Date of Award
Master of Arts in International Development and Social Change (IDSC)
International Development, Community and Environment
Denise Humphreys-Bebbington, Ph.D.
Anita Fabos, Ph.D
This paper argues that the peace created after a conflict becomes more sustainable when peace processes are inclusive. The Salvadoran peace process shows how including certain actors reduced political violence while excluding other actors allowed for social and economic marginalization to continue. Based on secondary literature, this paper addresses who was involved in the peace process and how their involvement shaped the evolution of violence within El Salvador. While the peace process erased political violence, not including the unique needs of women and men led to continued social and economic exclusion and marginalization of vulnerable populations.
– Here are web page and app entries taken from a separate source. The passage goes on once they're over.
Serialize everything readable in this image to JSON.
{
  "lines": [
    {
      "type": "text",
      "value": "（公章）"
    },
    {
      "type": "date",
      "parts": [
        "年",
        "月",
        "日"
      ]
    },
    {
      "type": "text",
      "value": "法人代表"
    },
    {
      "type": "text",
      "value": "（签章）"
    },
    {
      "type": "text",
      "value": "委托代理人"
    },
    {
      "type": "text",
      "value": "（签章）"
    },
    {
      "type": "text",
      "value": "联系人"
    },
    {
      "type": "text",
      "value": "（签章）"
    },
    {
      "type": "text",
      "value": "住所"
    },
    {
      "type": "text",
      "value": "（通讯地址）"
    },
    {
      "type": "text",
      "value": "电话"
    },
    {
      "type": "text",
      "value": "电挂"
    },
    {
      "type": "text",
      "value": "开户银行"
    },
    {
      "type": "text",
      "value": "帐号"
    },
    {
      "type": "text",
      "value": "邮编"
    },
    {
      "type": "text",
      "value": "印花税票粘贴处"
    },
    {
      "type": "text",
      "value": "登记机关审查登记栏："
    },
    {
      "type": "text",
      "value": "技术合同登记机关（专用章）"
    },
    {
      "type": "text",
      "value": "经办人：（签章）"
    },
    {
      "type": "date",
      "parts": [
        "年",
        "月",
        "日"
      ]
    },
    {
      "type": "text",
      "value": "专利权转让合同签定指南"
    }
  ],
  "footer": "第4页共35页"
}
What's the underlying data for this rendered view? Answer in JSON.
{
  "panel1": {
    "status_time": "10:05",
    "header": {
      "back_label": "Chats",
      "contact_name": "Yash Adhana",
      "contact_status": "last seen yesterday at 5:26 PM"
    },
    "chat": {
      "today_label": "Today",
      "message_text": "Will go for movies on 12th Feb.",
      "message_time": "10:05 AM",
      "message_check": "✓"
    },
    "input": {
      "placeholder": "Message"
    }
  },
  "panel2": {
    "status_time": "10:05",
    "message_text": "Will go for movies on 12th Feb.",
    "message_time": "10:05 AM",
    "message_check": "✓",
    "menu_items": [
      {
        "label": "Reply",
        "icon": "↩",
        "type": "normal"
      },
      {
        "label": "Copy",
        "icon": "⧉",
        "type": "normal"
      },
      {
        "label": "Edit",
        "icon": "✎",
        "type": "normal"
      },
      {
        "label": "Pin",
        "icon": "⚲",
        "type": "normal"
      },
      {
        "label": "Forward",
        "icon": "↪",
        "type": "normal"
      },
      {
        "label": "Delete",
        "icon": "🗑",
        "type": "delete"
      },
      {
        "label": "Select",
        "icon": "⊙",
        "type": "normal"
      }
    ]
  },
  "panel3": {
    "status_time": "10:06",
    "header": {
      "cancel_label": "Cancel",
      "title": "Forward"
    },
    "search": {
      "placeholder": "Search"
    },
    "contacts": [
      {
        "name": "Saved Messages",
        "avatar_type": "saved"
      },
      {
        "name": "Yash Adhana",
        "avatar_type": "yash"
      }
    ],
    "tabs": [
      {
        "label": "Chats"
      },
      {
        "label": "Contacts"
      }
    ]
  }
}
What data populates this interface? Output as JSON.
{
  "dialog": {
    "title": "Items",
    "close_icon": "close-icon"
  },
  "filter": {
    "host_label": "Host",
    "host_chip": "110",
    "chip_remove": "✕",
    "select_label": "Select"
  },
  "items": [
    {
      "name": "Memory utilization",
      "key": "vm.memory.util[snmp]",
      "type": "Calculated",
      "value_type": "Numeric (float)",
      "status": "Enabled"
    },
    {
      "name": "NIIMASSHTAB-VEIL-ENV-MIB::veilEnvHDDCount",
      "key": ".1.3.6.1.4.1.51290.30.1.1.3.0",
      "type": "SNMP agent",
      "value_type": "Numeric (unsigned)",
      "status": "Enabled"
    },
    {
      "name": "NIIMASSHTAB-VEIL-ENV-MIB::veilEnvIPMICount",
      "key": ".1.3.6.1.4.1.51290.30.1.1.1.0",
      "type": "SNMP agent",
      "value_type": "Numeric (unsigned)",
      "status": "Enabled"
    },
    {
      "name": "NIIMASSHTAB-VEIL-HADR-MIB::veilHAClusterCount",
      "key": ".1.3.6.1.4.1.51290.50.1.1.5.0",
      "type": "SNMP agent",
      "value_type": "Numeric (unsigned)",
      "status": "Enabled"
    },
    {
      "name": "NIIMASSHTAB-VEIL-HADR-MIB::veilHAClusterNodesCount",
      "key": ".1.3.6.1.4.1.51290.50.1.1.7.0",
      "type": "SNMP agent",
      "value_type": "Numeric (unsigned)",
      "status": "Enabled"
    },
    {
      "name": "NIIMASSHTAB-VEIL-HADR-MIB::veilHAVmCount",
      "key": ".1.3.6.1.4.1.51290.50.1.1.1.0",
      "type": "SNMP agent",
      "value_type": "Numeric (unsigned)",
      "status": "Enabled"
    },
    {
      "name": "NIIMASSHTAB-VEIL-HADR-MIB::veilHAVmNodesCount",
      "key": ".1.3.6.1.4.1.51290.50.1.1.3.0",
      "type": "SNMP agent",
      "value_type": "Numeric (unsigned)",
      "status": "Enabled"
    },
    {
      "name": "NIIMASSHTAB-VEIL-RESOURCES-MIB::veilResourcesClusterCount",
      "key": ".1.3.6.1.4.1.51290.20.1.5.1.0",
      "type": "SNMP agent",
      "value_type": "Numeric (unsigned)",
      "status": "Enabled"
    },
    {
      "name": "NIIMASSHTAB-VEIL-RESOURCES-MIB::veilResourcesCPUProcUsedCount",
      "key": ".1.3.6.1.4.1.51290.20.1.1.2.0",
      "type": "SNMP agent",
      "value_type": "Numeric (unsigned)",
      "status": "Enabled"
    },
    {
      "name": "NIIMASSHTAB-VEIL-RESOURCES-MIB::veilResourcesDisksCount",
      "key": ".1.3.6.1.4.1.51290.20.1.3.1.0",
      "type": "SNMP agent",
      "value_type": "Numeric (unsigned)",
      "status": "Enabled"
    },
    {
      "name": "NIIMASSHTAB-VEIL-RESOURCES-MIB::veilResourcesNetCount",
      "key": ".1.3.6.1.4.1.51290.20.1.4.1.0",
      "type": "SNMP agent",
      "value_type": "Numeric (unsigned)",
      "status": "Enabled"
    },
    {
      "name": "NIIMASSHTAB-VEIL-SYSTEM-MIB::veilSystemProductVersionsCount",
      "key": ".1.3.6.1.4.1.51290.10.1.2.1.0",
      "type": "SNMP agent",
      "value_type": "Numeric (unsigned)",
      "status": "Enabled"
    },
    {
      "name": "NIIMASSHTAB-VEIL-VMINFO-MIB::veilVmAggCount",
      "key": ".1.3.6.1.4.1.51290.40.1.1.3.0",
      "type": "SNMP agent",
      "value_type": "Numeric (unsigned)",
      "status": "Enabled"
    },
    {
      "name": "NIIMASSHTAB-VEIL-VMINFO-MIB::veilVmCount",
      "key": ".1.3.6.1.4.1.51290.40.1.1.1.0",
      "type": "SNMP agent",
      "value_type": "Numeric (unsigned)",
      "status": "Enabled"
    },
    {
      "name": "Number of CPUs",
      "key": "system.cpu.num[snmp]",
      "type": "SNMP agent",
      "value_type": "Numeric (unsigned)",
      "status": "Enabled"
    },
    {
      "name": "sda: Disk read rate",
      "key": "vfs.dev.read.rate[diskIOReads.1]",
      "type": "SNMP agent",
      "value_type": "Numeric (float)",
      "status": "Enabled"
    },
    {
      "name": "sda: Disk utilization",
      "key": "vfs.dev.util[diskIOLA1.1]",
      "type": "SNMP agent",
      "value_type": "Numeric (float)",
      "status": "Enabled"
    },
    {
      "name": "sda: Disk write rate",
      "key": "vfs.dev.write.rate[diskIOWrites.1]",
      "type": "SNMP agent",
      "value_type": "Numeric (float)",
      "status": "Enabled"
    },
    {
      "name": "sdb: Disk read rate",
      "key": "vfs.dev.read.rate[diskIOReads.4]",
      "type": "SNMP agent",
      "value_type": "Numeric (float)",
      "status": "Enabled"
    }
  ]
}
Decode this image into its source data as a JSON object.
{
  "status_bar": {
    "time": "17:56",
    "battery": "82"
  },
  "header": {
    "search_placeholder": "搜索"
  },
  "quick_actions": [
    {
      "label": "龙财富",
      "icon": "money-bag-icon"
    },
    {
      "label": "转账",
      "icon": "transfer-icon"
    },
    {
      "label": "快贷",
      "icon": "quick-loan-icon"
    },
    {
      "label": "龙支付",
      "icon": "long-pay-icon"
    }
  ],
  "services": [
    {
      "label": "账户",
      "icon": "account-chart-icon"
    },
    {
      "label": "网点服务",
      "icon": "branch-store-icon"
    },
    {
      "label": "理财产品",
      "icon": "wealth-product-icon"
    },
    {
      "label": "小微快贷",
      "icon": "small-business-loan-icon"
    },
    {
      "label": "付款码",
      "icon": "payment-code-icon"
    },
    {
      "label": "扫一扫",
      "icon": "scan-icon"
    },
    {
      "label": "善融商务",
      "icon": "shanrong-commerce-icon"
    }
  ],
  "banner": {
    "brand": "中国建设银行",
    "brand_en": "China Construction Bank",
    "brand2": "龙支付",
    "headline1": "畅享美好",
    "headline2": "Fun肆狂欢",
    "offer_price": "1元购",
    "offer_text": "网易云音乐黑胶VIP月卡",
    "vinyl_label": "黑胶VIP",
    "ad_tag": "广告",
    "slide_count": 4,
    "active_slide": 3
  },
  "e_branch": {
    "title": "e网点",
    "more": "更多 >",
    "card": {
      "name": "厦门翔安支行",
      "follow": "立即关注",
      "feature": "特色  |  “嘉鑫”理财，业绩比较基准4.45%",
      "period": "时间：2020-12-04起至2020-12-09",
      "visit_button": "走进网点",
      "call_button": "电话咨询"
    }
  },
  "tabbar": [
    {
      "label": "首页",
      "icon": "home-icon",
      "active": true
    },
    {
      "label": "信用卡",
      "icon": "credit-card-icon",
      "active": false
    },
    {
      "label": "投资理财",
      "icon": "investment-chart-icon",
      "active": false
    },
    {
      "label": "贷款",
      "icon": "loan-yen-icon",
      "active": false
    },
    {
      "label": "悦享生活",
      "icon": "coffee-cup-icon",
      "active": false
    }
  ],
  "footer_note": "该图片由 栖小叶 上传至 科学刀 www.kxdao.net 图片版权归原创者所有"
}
The lessons from El Salvador on inclusive peacebuilding still resonate 25 years later, with exclusionary attempts at negotiating peace with maras falling apart.
Seed, Patrick C., "BUILDING AN INCLUSIVE PEACE: LESSONS FROM EL SALVADOR" (2017). International Development, Community and Environment (IDCE). 147.